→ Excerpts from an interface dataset

****************************************

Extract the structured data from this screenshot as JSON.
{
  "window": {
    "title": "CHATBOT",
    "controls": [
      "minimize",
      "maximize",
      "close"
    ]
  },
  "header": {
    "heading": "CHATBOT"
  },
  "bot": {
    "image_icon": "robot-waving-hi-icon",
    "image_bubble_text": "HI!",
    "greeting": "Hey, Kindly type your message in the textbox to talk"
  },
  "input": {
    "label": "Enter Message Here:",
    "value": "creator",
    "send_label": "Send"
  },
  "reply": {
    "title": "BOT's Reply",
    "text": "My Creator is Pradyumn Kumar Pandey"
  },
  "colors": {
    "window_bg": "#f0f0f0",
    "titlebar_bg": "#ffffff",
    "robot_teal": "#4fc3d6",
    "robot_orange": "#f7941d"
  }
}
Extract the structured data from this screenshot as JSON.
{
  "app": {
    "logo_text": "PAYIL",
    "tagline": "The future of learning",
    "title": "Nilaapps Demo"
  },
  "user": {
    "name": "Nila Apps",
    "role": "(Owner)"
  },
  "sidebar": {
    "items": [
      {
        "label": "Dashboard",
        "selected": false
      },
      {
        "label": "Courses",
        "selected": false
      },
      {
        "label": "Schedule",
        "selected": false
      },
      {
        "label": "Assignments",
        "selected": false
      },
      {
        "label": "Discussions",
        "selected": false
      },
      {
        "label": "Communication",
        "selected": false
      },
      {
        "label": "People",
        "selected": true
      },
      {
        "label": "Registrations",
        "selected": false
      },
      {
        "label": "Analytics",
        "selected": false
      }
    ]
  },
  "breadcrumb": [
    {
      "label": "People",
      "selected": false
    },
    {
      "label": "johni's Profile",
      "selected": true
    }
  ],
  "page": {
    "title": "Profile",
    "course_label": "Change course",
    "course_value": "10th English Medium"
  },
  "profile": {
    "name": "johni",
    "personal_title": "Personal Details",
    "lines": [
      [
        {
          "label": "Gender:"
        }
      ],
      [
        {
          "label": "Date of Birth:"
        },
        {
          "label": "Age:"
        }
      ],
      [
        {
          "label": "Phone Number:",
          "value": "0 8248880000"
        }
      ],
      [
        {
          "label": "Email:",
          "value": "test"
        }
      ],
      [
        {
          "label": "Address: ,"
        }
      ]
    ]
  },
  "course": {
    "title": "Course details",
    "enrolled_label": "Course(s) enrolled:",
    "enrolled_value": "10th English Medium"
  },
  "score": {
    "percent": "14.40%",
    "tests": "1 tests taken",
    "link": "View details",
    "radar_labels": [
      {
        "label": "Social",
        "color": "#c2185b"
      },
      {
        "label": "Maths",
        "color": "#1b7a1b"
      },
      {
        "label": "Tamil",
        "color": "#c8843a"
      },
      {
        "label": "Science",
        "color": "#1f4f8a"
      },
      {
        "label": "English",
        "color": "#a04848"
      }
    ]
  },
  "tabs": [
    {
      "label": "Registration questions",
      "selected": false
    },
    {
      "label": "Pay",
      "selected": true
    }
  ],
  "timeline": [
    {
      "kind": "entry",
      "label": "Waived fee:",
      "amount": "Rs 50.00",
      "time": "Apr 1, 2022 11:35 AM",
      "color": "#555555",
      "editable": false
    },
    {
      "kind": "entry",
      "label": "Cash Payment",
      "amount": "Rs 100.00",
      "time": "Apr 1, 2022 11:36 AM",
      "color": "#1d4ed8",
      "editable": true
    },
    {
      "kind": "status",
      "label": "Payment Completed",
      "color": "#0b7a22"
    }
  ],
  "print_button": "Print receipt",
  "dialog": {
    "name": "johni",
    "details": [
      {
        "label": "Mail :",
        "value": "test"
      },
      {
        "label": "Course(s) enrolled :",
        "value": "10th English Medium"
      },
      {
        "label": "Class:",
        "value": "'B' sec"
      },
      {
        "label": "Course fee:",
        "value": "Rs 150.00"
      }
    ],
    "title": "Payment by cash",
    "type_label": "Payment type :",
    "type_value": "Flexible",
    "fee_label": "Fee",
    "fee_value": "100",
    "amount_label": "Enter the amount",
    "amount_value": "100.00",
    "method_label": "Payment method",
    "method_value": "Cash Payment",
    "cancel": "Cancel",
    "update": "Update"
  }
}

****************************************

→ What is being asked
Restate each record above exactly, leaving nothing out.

→ Solution for this exercise
Extract the structured data from this screenshot as JSON.
{
  "window": {
    "title": "CHATBOT",
    "controls": [
      "minimize",
      "maximize",
      "close"
    ]
  },
  "header": {
    "heading": "CHATBOT"
  },
  "bot": {
    "image_icon": "robot-waving-hi-icon",
    "image_bubble_text": "HI!",
    "greeting": "Hey, Kindly type your message in the textbox to talk"
  },
  "input": {
    "label": "Enter Message Here:",
    "value": "creator",
    "send_label": "Send"
  },
  "reply": {
    "title": "BOT's Reply",
    "text": "My Creator is Pradyumn Kumar Pandey"
  },
  "colors": {
    "window_bg": "#f0f0f0",
    "titlebar_bg": "#ffffff",
    "robot_teal": "#4fc3d6",
    "robot_orange": "#f7941d"
  }
}
Extract the structured data from this screenshot as JSON.
{
  "app": {
    "logo_text": "PAYIL",
    "tagline": "The future of learning",
    "title": "Nilaapps Demo"
  },
  "user": {
    "name": "Nila Apps",
    "role": "(Owner)"
  },
  "sidebar": {
    "items": [
      {
        "label": "Dashboard",
        "selected": false
      },
      {
        "label": "Courses",
        "selected": false
      },
      {
        "label": "Schedule",
        "selected": false
      },
      {
        "label": "Assignments",
        "selected": false
      },
      {
        "label": "Discussions",
        "selected": false
      },
      {
        "label": "Communication",
        "selected": false
      },
      {
        "label": "People",
        "selected": true
      },
      {
        "label": "Registrations",
        "selected": false
      },
      {
        "label": "Analytics",
        "selected": false
      }
    ]
  },
  "breadcrumb": [
    {
      "label": "People",
      "selected": false
    },
    {
      "label": "johni's Profile",
      "selected": true
    }
  ],
  "page": {
    "title": "Profile",
    "course_label": "Change course",
    "course_value": "10th English Medium"
  },
  "profile": {
    "name": "johni",
    "personal_title": "Personal Details",
    "lines": [
      [
        {
          "label": "Gender:"
        }
      ],
      [
        {
          "label": "Date of Birth:"
        },
        {
          "label": "Age:"
        }
      ],
      [
        {
          "label": "Phone Number:",
          "value": "0 8248880000"
        }
      ],
      [
        {
          "label": "Email:",
          "value": "test"
        }
      ],
      [
        {
          "label": "Address: ,"
        }
      ]
    ]
  },
  "course": {
    "title": "Course details",
    "enrolled_label": "Course(s) enrolled:",
    "enrolled_value": "10th English Medium"
  },
  "score": {
    "percent": "14.40%",
    "tests": "1 tests taken",
    "link": "View details",
    "radar_labels": [
      {
        "label": "Social",
        "color": "#c2185b"
      },
      {
        "label": "Maths",
        "color": "#1b7a1b"
      },
      {
        "label": "Tamil",
        "color": "#c8843a"
      },
      {
        "label": "Science",
        "color": "#1f4f8a"
      },
      {
        "label": "English",
        "color": "#a04848"
      }
    ]
  },
  "tabs": [
    {
      "label": "Registration questions",
      "selected": false
    },
    {
      "label": "Pay",
      "selected": true
    }
  ],
  "timeline": [
    {
      "kind": "entry",
      "label": "Waived fee:",
      "amount": "Rs 50.00",
      "time": "Apr 1, 2022 11:35 AM",
      "color": "#555555",
      "editable": false
    },
    {
      "kind": "entry",
      "label": "Cash Payment",
      "amount": "Rs 100.00",
      "time": "Apr 1, 2022 11:36 AM",
      "color": "#1d4ed8",
      "editable": true
    },
    {
      "kind": "status",
      "label": "Payment Completed",
      "color": "#0b7a22"
    }
  ],
  "print_button": "Print receipt",
  "dialog": {
    "name": "johni",
    "details": [
      {
        "label": "Mail :",
        "value": "test"
      },
      {
        "label": "Course(s) enrolled :",
        "value": "10th English Medium"
      },
      {
        "label": "Class:",
        "value": "'B' sec"
      },
      {
        "label": "Course fee:",
        "value": "Rs 150.00"
      }
    ],
    "title": "Payment by cash",
    "type_label": "Payment type :",
    "type_value": "Flexible",
    "fee_label": "Fee",
    "fee_value": "100",
    "amount_label": "Enter the amount",
    "amount_value": "100.00",
    "method_label": "Payment method",
    "method_value": "Cash Payment",
    "cancel": "Cancel",
    "update": "Update"
  }
}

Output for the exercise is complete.